For ages, people have been branded by visible and outward characteristics and assumed to represent one thing or another by such superficial preconceptions rather than a deeper knowing. Such knowing always requires effort, extension and exposure of self.
Systemic inequality is against the law. Looking for social adjustments and intervention from the state to create equity falls short. Laws have not solved the problem. The Emancipation Proclamation, elimination of Jim Crow, Brown versus the Board of Education, the Civil Rights Act of 1964, the Voting Rights Act of 1965, Equal Opportunity legislation, the 2009 Matthew Shepard and James Byrd Junior Hate Crimes Prevention Act and other legislative efforts, too numerous to cite, fall short. All of these rightfully, and with the full force of government behind each, attempt to eliminate -ists and-isms in our society. When reading the newspaper and watching television news, I am reminded of the regrettable shortcomings of the law. Through God-given free will, a person can affect the redeeming change of heart and balance on the razor-sharp, but simultaneously, the rusty knife-edge of righteous personal belief and legislated behavior. Eve and Adam exercised free will against God’s Law. Each, equal before God, made their own choice.
Equity is the quality of being fair and impartial and cannot be legislated, though we may try. Individuals give and receive equity, almost as a traded commodity. (The capitalism of the Golden Rule). Equality is the state of being equal in status, rights, and opportunities. Equality is Creator ordained, constitutionally guaranteed and often defined by metaphysical assumptions regarding people and their relationship to each other and the world around them.
As an educator, I support and promote the power of individual responsibility and accountability based on personal, family and community values reinforced in the American Experiment. Deeply held precepts regarding personal responsibility and its exercise affect every academic, professional and vocational discipline studied and taught at West Texas A&M University.

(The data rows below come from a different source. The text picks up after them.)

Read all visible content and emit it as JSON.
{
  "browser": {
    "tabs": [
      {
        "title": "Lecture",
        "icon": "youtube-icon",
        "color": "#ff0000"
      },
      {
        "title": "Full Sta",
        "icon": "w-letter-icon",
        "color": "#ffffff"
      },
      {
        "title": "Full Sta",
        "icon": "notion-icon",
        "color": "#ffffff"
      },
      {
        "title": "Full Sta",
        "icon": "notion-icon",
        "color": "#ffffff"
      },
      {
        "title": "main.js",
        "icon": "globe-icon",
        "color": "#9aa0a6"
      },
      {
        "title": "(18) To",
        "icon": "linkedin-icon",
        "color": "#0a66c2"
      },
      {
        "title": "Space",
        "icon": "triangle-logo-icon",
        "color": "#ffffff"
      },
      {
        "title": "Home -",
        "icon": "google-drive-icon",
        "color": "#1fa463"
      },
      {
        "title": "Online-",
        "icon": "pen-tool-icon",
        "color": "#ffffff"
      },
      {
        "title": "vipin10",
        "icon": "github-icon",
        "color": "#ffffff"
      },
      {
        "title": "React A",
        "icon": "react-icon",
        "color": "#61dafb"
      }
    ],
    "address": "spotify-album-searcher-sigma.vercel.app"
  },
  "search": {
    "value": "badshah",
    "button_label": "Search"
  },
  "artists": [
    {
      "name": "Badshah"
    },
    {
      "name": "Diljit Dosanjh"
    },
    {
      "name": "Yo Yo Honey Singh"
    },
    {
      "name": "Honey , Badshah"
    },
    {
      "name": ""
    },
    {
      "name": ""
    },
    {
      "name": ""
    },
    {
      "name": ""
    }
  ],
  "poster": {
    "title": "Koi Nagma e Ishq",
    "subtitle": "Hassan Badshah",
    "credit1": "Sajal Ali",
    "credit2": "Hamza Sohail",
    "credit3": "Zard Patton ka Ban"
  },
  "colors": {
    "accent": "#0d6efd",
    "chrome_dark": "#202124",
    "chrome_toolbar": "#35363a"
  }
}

Joseph A. Hill, who led the Panhandle’s University from 1918 to 1948, acknowledged the power of personal responsibility in a free society speaking at The A&M College of Texas on July 29, 1935:
A fact of first importance in the democratic theory is the capacity, the right, and the responsibility of the individual, The Declaration of Independence proclaims, among other things, that every human being has measureless capacity for the abundant life; that he has an inalienable right to the opportunity to attain it; and that he is under heavy obligation to the society that makes this attainment possible. No one of these three elements of the American system can be omitted without serious danger to our whole governmental and social structure.
Our past is imperfect, as will be our future. Timeless truths light a path forward.
Walter V. Wendler is President of West Texas A&M University. His weekly columns are available at https://walterwendler.com/.